There are a few distinct aromas in the automobile industry; some good, some not so good.  Everyone who has ever owned a brand new car probably remembers the “new car” smell.  Fresh from the factory, the upholstery still carries with it the smell of a warranty not yet broken in, and this is where everyone makes the vow to keep that smell as long as possible – maybe even for the life of the car.  After 5 or 6 fast food bags and a few spilled cups of coffee, however, the smell is gone, and soon, you don’t even notice anything when you open the door.  When your car starts emitting other smells, however, it can be helpful to know what they mean.

There are several areas in which a smell could indicate a problem with your car.  In this post, we’ll try to describe them, and propose a few possible diagnoses.  Of course this is not a fool-proof method, and should in no way be used to serve as a full assessment of your vehicle’s condition, but being keen to a few different things can certainly help you describe a problem to your auto repair center.

  1. Gasoline:  The strong smell of gasoline when you’re sitting at a stop light could be an indication of a fuel leak, a timing problem, or a fuel/air mixture which is too rich in fuel.  Has your gas mileage dropped noticeably recently?  Do you notice spots where you park your car?  If you notice the smell regardless of whether the car is on, it could very well be a leak in the system – especially if you have an older vehicle.  If you notice it primarily when the car is running, check the exhaust.  Is it dark and smoky?  This could indicate a mixture problem.  Bring these items up when you bring your car in.

    Auto_repair_Maxima_4th_gn3-300x225

    check for leaks around hoses on a regular basis

  2. Antifreeze:  That sweet smell which often shows up when you run your heat is most likely a coolant leak.  There are 2 common spots for a coolant leak.  Opening the hood and checking a few things will often tell you where the leak is coming from
    1. Hoses:   Squeeze the hoses coming out of the radiator (that’s the big flat piece sitting vertically in front of the car.) Are the hoses soft? Do you see any indication of fluid leaking out of them?  Check the clamps coming out of the radiator.  This is a common leak point.  Fortunately, replacing these hoses is a relatively reasonable repair.
    2. If the hoses are firm and don’t show signs of leakage, the problem could be your radiator.  Look for cracks in the plastic or signs of damage to the radiator.  When the car is running, do you see leaks?  Look for steam, but be careful.  NEVER TRY TO OPEN THE RADIATOR WHEN THE ENGINE IS WARM OR RUNNING!  This could cause serious burns.  When in doubt, bring your car to 5 Points, and we’ll help you diagnose it.
    3. Air Conditioning Smells:  So, we’re in spring time, and soon we’ll all be running the air conditioning in our cars.

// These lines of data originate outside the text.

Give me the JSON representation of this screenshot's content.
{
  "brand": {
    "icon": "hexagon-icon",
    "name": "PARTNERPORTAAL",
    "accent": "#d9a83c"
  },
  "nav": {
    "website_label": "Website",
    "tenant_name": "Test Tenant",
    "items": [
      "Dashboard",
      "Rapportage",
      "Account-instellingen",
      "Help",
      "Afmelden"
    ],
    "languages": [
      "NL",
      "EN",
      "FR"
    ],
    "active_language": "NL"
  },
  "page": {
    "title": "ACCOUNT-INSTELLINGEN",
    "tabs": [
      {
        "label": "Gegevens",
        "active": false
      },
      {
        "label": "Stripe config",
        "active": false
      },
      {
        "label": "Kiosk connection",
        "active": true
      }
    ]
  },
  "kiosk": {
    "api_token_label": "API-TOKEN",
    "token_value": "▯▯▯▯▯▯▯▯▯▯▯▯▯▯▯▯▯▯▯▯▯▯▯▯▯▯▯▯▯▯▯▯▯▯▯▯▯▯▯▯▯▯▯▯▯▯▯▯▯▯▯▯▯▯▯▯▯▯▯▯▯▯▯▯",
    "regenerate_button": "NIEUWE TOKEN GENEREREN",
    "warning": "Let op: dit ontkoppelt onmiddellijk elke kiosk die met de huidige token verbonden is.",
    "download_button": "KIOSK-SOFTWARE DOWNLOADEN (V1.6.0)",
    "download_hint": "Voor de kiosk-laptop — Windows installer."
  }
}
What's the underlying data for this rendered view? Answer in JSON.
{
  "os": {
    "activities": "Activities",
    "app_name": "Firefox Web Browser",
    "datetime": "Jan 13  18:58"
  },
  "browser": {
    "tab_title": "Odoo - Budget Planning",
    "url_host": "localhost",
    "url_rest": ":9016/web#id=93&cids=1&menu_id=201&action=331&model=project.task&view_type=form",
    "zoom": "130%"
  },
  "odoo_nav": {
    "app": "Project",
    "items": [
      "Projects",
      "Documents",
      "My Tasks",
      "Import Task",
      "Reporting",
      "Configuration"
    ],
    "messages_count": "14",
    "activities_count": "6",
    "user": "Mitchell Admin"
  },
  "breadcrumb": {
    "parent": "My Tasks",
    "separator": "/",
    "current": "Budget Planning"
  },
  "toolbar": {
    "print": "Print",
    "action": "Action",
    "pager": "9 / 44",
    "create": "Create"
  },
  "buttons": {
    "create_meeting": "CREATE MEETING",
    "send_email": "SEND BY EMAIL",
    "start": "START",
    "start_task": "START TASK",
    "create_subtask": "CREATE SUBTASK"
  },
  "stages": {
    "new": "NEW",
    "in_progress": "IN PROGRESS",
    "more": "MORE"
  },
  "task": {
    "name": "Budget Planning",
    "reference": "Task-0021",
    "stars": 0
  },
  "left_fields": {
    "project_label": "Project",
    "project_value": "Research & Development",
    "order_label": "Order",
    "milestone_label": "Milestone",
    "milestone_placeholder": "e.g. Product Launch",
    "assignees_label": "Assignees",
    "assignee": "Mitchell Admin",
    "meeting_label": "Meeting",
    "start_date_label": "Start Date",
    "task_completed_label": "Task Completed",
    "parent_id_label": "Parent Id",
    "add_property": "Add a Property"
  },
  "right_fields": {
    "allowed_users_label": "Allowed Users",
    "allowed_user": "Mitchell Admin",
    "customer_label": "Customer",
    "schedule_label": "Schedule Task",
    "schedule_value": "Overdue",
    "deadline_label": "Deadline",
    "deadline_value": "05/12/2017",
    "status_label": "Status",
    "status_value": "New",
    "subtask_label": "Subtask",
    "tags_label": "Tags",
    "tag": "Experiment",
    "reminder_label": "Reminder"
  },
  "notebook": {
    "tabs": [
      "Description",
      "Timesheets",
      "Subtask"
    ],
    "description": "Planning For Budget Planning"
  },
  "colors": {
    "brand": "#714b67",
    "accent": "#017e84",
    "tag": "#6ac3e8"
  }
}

Often, you’ll notice a damp moldy smell when you run the air after it’s been off for a while.  This is most likely mold or condensation which hasn’t drained completely.  Aside from being undesirable, it’s really not the healthiest thing.   Fortunately, if this is your case, we can easily help.  Over time, the drain pipe will become clogged with sediment, and needs to be cleaned out.  It can be difficult to get to, but is something that we can include in our spring tune up package.

These are only a few items to look for.  As always, you, the vehicle owner, are the best source of information, as you are in contact with your car more than anyone else and can tell when things change.  Keeping a log of what you notice and when you notice it can help you make sure you keep your car running smoothly.

 

Next Post:  Do you Hear What I Hear?  Sounds which tell you to take your car to the garage.